▸ Source data
------------------------------------------------------------------------
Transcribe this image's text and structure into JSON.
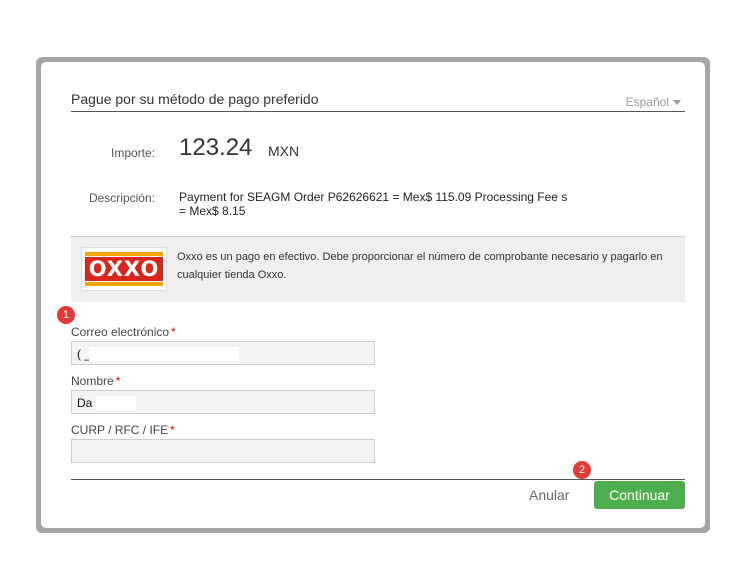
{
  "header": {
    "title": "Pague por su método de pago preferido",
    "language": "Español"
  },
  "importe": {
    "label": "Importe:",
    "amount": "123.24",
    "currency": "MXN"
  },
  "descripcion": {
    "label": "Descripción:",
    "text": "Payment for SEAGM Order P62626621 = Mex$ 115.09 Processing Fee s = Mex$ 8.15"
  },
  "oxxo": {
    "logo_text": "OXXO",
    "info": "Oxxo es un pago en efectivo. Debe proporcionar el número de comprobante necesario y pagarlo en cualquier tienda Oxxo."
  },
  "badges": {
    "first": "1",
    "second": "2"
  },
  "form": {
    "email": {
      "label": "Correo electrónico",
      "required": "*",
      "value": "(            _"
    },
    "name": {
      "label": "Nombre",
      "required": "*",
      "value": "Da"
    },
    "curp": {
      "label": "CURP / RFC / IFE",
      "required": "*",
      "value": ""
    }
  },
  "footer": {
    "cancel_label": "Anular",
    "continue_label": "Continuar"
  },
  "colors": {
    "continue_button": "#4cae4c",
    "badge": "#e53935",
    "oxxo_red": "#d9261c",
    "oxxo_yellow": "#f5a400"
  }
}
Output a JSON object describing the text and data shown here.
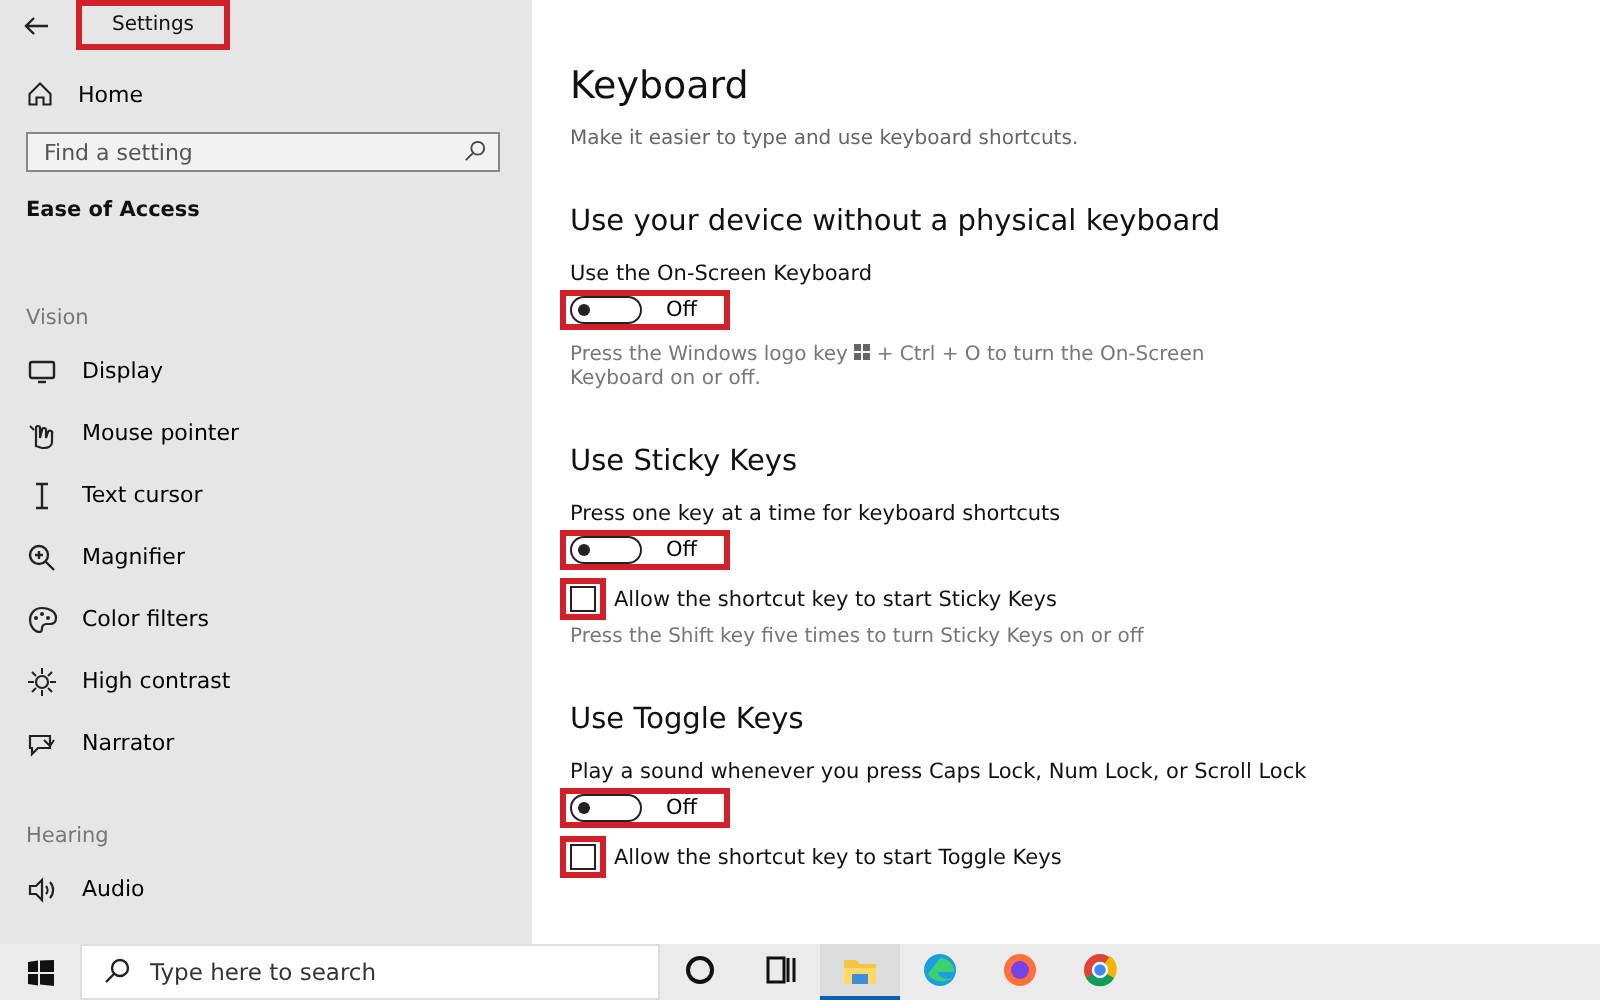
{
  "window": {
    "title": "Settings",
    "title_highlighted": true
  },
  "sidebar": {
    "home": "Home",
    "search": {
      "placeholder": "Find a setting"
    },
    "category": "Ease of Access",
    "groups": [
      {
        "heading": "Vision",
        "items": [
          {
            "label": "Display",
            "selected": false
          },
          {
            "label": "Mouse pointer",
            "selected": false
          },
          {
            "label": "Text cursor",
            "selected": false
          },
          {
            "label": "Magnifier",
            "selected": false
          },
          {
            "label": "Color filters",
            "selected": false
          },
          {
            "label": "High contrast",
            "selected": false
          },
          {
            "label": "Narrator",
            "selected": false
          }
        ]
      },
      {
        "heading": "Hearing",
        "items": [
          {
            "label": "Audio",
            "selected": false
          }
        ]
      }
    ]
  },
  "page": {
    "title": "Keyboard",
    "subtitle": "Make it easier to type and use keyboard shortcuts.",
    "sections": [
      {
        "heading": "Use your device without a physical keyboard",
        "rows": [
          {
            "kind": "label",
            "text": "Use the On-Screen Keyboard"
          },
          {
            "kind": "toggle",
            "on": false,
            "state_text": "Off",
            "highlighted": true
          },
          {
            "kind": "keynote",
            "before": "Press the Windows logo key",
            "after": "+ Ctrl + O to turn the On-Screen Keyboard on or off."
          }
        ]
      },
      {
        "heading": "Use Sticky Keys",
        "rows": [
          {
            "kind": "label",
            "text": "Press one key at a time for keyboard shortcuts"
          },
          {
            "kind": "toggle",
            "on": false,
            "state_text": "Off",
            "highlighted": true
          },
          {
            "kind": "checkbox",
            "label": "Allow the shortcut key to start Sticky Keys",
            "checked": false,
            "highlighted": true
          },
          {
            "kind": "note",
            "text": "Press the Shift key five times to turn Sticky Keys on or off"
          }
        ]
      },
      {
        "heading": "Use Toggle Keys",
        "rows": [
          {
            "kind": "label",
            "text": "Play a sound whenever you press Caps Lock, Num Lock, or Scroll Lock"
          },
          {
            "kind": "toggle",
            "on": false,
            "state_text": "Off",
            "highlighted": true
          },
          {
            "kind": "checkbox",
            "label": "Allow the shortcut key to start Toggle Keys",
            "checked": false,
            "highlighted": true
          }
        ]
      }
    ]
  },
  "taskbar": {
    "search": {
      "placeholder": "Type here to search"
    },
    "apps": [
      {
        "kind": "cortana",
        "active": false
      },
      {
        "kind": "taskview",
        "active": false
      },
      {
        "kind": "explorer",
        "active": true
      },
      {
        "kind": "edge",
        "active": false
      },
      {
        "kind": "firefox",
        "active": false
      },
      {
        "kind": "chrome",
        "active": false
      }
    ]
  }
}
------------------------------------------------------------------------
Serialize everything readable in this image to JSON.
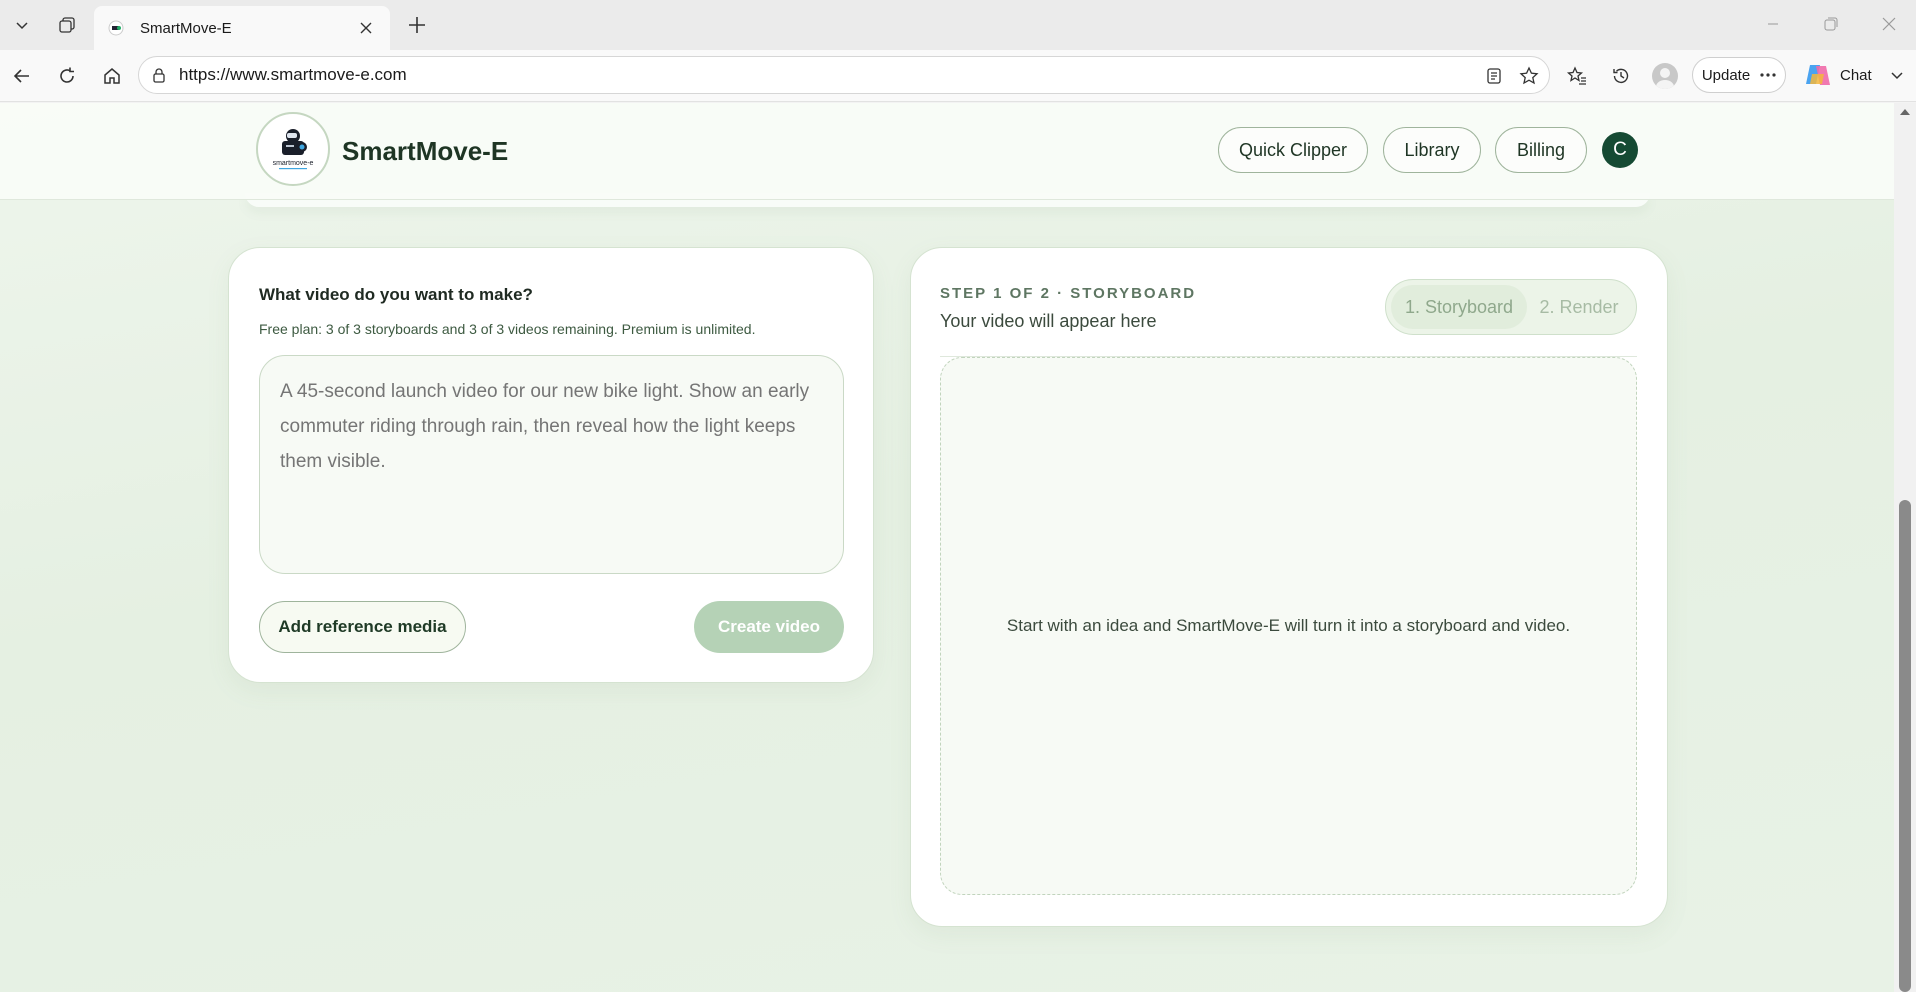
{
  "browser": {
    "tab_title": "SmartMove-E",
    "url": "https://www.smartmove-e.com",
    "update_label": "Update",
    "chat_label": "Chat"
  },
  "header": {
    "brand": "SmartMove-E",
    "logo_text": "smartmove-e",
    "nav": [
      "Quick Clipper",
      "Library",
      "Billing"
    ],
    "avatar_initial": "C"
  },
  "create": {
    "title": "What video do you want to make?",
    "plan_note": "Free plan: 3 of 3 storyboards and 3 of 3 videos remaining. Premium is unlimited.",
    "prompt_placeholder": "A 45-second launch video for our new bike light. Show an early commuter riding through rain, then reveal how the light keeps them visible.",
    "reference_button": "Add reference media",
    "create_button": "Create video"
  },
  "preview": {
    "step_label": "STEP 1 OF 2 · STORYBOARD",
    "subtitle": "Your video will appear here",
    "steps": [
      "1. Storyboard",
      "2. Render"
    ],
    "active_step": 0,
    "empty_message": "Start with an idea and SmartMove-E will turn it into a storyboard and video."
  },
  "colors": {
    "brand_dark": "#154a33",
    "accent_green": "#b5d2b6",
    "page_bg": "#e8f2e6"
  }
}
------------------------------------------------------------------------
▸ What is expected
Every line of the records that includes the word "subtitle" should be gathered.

▸ Completed task
    "subtitle": "Make it easier to type and use keyboard shortcuts.",
    "subtitle": "Your video will appear here",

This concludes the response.